> [Work to complete]: Starting at the line that contains "What's the underlying", write out every line through the end of the records exactly as it stands, and leave out all pictures.

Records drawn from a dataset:
_____
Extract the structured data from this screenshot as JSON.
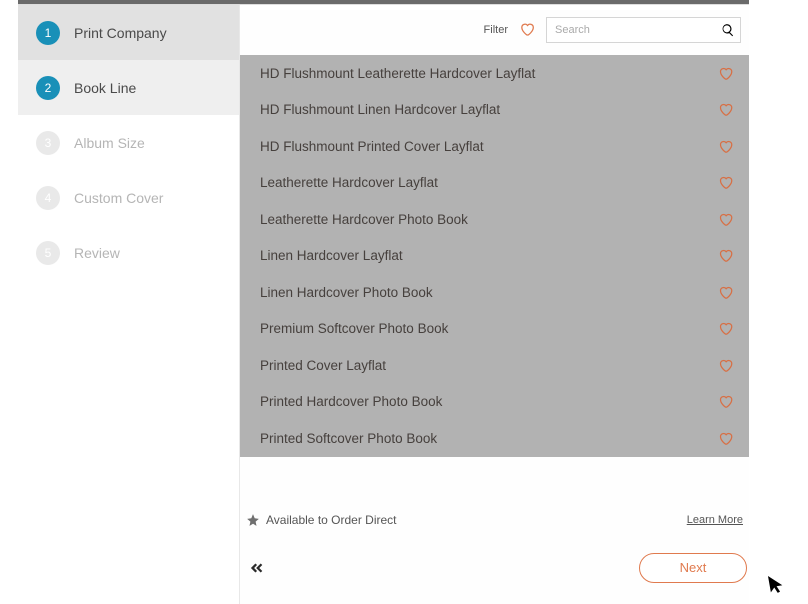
{
  "sidebar": {
    "steps": [
      {
        "num": "1",
        "label": "Print Company"
      },
      {
        "num": "2",
        "label": "Book Line"
      },
      {
        "num": "3",
        "label": "Album Size"
      },
      {
        "num": "4",
        "label": "Custom Cover"
      },
      {
        "num": "5",
        "label": "Review"
      }
    ]
  },
  "filter": {
    "label": "Filter"
  },
  "search": {
    "placeholder": "Search"
  },
  "bookLines": [
    "HD Flushmount Leatherette Hardcover Layflat",
    "HD Flushmount Linen Hardcover Layflat",
    "HD Flushmount Printed Cover Layflat",
    "Leatherette Hardcover Layflat",
    "Leatherette Hardcover Photo Book",
    "Linen Hardcover Layflat",
    "Linen Hardcover Photo Book",
    "Premium Softcover Photo Book",
    "Printed Cover Layflat",
    "Printed Hardcover Photo Book",
    "Printed Softcover Photo Book"
  ],
  "footer": {
    "orderDirect": "Available to Order Direct",
    "learnMore": "Learn More",
    "next": "Next"
  },
  "colors": {
    "accent": "#e07a4e",
    "stepActive": "#1990b8"
  }
}
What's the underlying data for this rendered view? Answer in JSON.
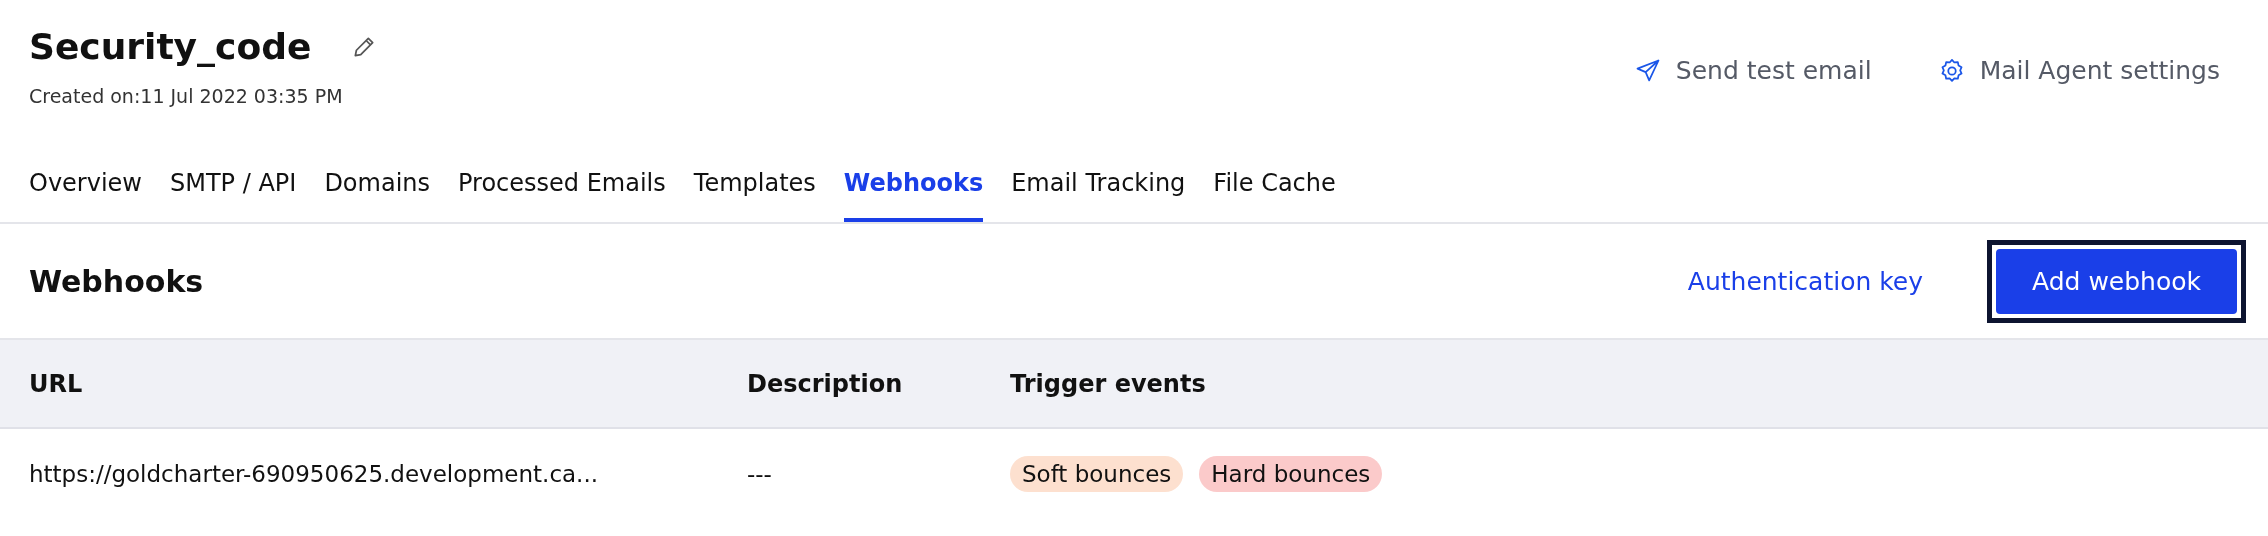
{
  "header": {
    "title": "Security_code",
    "created": "Created on:11 Jul 2022 03:35 PM"
  },
  "actions": [
    {
      "kind": "send",
      "label": "Send test email"
    },
    {
      "kind": "settings",
      "label": "Mail Agent settings"
    }
  ],
  "tabs": [
    {
      "label": "Overview",
      "selected": false
    },
    {
      "label": "SMTP / API",
      "selected": false
    },
    {
      "label": "Domains",
      "selected": false
    },
    {
      "label": "Processed Emails",
      "selected": false
    },
    {
      "label": "Templates",
      "selected": false
    },
    {
      "label": "Webhooks",
      "selected": true
    },
    {
      "label": "Email Tracking",
      "selected": false
    },
    {
      "label": "File Cache",
      "selected": false
    }
  ],
  "section": {
    "title": "Webhooks",
    "link": "Authentication key",
    "button": "Add webhook"
  },
  "table": {
    "columns": [
      "URL",
      "Description",
      "Trigger events"
    ],
    "rows": [
      {
        "url": "https://goldcharter-690950625.development.ca...",
        "description": "---",
        "events": [
          {
            "label": "Soft bounces",
            "color": "#fde0cf"
          },
          {
            "label": "Hard bounces",
            "color": "#fbcaca"
          }
        ]
      }
    ]
  }
}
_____
> [Problem solution]:
What's the underlying data for this rendered view? Answer in JSON.
{
  "header": {
    "title": "Security_code",
    "created": "Created on:11 Jul 2022 03:35 PM"
  },
  "actions": [
    {
      "kind": "send",
      "label": "Send test email"
    },
    {
      "kind": "settings",
      "label": "Mail Agent settings"
    }
  ],
  "tabs": [
    {
      "label": "Overview",
      "selected": false
    },
    {
      "label": "SMTP / API",
      "selected": false
    },
    {
      "label": "Domains",
      "selected": false
    },
    {
      "label": "Processed Emails",
      "selected": false
    },
    {
      "label": "Templates",
      "selected": false
    },
    {
      "label": "Webhooks",
      "selected": true
    },
    {
      "label": "Email Tracking",
      "selected": false
    },
    {
      "label": "File Cache",
      "selected": false
    }
  ],
  "section": {
    "title": "Webhooks",
    "link": "Authentication key",
    "button": "Add webhook"
  },
  "table": {
    "columns": [
      "URL",
      "Description",
      "Trigger events"
    ],
    "rows": [
      {
        "url": "https://goldcharter-690950625.development.ca...",
        "description": "---",
        "events": [
          {
            "label": "Soft bounces",
            "color": "#fde0cf"
          },
          {
            "label": "Hard bounces",
            "color": "#fbcaca"
          }
        ]
      }
    ]
  }
}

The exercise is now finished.